# [Required action]
Could you count the lines in the entries beneath that hold the word "data"? Respond with the number alone.

* * * * * * *

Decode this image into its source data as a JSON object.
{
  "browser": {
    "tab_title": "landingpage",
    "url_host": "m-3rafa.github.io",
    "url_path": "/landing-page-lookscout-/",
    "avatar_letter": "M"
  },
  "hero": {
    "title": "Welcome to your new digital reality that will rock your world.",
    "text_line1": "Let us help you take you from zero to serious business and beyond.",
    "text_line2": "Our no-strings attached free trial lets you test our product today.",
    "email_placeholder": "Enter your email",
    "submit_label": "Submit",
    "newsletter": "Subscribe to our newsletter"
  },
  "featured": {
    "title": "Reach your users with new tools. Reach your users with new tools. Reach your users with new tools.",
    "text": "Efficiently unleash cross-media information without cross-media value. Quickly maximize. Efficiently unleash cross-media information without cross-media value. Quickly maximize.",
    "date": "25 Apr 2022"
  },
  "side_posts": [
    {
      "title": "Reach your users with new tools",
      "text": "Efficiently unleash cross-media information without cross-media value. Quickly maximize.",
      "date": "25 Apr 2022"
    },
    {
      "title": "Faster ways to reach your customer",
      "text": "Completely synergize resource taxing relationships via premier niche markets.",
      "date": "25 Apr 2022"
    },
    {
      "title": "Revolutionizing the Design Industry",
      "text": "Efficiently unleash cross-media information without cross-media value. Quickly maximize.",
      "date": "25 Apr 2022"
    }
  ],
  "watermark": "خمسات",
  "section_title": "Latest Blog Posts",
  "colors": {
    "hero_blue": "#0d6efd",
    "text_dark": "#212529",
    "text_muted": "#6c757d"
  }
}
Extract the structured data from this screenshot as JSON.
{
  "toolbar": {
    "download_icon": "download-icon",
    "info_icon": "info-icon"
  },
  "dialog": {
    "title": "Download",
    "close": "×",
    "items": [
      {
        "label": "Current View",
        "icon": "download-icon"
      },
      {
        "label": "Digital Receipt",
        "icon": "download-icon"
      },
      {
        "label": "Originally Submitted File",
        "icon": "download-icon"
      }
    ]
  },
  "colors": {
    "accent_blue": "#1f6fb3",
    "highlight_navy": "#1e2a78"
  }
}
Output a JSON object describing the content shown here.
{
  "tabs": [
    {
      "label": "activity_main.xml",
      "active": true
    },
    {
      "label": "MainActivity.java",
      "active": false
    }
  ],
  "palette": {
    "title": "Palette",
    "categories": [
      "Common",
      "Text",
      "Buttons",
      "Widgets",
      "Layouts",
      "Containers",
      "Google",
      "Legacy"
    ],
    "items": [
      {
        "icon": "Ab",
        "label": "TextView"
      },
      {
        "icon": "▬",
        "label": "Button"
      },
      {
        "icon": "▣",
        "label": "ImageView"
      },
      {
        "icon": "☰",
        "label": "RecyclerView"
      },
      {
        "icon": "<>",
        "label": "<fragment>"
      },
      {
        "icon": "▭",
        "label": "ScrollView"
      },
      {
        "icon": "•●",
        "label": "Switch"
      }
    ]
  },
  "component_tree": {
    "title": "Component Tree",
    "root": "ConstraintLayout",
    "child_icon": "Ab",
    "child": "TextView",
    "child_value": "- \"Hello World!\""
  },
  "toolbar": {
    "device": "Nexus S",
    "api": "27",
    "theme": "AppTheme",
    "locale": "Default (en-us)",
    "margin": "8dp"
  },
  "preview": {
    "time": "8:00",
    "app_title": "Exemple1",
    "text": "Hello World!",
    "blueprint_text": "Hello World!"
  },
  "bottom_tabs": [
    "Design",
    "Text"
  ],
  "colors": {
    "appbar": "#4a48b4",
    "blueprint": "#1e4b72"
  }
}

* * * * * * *

# [Solved problem]
2